Given data -
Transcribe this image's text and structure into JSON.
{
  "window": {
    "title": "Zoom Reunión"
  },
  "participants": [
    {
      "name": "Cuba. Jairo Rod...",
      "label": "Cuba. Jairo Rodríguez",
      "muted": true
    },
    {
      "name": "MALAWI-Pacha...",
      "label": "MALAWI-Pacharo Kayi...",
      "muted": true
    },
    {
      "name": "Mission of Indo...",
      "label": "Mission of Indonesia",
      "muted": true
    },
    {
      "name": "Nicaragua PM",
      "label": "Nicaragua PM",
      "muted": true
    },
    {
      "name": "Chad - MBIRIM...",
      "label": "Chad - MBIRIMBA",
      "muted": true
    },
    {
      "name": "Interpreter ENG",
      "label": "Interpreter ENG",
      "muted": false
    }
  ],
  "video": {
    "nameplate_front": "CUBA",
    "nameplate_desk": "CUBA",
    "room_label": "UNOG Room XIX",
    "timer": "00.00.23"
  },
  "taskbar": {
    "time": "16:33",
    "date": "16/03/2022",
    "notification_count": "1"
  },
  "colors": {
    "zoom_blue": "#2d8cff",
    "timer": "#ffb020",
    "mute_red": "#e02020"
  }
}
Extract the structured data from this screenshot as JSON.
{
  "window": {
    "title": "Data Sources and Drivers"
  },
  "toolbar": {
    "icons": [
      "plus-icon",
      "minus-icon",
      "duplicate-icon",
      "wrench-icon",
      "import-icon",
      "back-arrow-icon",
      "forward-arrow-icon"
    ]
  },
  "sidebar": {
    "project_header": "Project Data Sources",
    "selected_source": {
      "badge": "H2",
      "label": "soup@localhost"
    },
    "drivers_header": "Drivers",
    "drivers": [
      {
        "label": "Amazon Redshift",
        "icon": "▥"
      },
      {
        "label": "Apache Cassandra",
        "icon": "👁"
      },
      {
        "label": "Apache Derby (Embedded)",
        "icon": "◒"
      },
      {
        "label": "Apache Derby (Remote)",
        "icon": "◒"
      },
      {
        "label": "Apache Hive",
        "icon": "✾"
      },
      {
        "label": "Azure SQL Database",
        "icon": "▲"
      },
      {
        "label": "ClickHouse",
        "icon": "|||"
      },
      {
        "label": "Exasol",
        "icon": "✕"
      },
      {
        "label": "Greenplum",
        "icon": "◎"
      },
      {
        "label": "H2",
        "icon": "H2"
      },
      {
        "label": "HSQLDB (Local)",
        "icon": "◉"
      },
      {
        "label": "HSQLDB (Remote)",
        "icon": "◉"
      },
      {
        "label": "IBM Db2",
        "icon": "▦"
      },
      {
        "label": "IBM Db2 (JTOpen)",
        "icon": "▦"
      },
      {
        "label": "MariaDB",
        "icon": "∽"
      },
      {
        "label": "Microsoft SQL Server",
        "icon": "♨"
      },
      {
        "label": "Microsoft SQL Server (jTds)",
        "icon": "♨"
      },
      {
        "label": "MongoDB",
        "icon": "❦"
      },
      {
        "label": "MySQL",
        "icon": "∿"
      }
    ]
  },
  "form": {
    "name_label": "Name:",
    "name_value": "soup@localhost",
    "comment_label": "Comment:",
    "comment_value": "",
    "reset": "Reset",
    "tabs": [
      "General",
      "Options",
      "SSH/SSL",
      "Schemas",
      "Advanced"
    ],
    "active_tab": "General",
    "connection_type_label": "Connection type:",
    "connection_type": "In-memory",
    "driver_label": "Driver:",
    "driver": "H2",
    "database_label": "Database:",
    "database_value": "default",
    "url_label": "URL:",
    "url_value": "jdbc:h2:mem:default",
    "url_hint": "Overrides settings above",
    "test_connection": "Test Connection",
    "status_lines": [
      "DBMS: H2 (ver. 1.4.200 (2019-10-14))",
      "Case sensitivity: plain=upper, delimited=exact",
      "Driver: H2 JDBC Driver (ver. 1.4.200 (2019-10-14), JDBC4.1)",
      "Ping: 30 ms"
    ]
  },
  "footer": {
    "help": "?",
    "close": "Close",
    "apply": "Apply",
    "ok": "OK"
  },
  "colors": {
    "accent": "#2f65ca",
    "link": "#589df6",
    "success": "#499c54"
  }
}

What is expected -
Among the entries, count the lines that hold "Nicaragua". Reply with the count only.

Finished exercise -
2